We ended the day with Small World, also a hit, and grabbed some ice cream on the way out. By this time, Little had passed out. 

All in all, I’d say a huge success. So glad we decided not to jam pack our day, two rides was more than enough, and I’m sure we’ll be back soon. 

If you’re thinking about going to Disneyland with your toddler, do it, it’s crazy how you can feel the magic through their eyes. It’s so worth it.

Baby steps, and pixie dust,


He’s Not Me! -Noa’s Freestyle Fridays

When my partner and I were set up on a blind date (as blind as it gets with social media images and online profiles all over the net) and I opened the door I knew my search was over. We both knew this is it. His family being more conservative didn’t understand why we moved in 6 months after we met or why we were already talking about having kids, but if you know me you know that I don’t care what other people think and as long as we were on the same page that’s all that really mattered to us.

Even though we come from complete different backgrounds, different parts of the world, different language, different religion and different upbringing all together, our souls recognized each other, as if from lifetimes ago and connected on the deepest level.

Even now, years after that bind date, my love and respect for him and our little family has deepened tremendously and what seemed like differences have become blessings in our lives. Why do I mention all this? I’m not a nostalgic person. I mention it because when you are 9 months pregnant, your patience is out the door and with hormones going crazy you (and by you, yes, I mean me) need that reminder of who is with you on this crazy ride.

Yes, I catch myself getting upset about sox and underwear on the floor, or things that are not done exactly when I want them to be done or this and that, but I’m sooooo thankful for him being my anchor and I’m his fire, for him being so gentle and I’m aggressive, for him being patient and I’m… well not at all! for him being the sensitive Gemini that he is and I’m the Leo ‘I’ll punch your face if you mess with my family’, type of woman.

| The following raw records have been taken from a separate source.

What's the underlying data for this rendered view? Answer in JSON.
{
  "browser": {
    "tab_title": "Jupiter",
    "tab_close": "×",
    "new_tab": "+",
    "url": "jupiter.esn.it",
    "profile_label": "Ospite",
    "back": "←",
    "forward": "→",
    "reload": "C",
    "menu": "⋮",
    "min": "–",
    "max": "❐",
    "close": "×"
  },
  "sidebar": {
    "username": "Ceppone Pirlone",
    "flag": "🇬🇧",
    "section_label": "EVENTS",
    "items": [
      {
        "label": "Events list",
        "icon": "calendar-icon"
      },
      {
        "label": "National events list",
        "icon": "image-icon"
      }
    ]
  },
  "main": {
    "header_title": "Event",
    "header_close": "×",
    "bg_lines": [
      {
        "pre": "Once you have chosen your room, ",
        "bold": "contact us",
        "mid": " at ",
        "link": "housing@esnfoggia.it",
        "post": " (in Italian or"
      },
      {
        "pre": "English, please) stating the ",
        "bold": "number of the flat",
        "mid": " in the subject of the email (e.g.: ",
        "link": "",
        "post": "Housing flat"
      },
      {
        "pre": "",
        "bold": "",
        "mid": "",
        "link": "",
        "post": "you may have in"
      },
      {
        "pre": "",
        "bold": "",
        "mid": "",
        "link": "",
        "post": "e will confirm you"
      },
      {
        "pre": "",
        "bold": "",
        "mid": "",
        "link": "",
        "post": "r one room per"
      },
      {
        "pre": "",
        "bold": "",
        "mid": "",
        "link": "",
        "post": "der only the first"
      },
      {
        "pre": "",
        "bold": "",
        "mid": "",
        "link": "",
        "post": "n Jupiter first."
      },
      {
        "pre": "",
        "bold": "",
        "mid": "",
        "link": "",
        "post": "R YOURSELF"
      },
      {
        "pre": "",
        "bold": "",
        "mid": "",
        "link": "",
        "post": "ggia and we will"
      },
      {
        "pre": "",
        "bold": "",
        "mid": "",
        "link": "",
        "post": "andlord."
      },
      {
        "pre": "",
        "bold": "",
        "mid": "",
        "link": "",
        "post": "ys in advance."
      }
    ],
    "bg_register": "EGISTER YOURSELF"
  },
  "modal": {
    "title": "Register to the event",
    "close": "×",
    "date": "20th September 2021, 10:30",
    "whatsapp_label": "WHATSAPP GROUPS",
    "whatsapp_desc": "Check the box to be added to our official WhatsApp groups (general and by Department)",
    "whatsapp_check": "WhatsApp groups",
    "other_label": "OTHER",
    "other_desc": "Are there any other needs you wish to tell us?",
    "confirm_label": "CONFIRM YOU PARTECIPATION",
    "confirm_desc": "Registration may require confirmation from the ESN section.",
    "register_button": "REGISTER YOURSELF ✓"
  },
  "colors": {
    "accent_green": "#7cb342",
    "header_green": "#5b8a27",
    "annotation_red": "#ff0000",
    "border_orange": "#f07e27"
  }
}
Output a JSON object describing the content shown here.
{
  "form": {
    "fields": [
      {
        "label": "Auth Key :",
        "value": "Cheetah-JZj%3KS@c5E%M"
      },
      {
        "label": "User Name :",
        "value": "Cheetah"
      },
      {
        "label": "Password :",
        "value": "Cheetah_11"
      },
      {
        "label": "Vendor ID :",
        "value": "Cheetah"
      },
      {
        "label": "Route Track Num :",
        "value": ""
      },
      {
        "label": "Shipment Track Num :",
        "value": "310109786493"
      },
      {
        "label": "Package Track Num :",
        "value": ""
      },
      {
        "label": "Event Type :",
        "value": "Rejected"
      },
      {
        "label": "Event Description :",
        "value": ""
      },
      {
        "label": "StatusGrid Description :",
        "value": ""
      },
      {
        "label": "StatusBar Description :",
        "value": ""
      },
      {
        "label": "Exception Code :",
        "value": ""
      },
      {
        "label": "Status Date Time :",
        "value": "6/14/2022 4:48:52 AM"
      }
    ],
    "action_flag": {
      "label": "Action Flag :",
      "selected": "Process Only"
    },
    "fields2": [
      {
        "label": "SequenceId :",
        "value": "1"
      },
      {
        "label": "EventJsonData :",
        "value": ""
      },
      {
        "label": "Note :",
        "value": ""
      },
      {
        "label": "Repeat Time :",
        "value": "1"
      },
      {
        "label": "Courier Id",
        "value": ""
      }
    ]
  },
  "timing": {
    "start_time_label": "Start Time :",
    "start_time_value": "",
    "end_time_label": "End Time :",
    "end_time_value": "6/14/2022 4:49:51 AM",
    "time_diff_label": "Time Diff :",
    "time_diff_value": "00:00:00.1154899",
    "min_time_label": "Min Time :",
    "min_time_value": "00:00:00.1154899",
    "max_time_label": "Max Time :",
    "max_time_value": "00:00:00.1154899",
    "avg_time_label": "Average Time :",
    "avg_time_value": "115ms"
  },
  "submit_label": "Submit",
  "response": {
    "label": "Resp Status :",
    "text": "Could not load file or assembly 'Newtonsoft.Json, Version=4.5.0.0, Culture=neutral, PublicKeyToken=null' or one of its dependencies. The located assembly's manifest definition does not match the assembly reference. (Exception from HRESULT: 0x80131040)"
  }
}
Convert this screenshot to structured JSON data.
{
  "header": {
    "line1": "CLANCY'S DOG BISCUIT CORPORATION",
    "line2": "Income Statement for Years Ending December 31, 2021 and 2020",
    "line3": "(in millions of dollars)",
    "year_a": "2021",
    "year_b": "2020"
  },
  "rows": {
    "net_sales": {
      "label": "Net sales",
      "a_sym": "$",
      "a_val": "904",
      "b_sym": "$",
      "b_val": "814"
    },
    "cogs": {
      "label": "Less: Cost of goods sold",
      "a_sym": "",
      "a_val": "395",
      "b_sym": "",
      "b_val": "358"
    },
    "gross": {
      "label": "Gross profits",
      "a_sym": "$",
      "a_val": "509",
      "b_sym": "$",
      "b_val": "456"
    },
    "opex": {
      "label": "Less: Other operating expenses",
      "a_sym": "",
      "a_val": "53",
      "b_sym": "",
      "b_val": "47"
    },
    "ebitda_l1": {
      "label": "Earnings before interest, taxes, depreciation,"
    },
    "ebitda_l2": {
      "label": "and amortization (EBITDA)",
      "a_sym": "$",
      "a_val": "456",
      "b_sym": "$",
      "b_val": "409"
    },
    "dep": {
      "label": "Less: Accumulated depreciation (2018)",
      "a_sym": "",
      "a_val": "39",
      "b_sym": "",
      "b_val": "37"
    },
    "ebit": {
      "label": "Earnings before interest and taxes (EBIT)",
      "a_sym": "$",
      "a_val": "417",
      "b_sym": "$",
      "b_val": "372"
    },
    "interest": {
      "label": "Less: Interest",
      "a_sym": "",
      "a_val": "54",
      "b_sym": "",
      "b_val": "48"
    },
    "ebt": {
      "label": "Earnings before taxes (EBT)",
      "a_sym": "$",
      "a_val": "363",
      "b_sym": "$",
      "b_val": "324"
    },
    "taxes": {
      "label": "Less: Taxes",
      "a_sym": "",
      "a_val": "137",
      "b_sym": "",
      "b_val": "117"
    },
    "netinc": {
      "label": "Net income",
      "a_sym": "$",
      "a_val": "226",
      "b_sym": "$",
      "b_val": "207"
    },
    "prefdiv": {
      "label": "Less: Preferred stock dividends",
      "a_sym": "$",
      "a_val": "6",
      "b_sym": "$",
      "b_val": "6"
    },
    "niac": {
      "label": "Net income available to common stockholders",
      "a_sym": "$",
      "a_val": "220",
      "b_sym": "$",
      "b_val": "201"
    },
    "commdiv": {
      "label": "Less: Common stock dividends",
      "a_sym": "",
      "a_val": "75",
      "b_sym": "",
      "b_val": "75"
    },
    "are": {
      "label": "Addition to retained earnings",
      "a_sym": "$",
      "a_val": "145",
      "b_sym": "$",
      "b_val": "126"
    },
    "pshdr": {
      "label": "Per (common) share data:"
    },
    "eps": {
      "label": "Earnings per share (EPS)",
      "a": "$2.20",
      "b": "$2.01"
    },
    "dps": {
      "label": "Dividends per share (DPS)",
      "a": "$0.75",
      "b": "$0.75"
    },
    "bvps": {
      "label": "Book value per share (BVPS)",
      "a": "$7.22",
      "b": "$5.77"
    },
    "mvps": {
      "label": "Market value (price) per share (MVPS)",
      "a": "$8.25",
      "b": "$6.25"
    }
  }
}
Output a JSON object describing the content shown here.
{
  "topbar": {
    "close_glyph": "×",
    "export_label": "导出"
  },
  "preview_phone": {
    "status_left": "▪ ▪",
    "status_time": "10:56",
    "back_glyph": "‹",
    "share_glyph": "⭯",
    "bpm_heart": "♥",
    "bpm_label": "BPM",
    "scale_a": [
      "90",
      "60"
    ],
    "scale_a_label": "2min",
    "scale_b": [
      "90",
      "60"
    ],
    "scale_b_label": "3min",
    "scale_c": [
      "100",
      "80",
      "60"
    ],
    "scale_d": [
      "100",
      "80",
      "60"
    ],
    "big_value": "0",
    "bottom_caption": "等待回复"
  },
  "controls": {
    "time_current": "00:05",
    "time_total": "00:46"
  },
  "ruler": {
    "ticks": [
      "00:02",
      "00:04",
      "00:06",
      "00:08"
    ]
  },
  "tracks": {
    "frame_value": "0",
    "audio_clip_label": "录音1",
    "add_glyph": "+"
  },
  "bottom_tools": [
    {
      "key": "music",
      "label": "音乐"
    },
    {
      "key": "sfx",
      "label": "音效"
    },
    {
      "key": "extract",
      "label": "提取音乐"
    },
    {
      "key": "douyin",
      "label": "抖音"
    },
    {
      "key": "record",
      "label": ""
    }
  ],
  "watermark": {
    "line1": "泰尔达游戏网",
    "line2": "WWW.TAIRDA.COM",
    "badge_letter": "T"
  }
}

I’m blessed to have him as my equal partner, amazing father and my one and only soulmate in this parenthood and motherhood’s rollercoaster journey.

Thank you, my love!

Shabbat Shalom,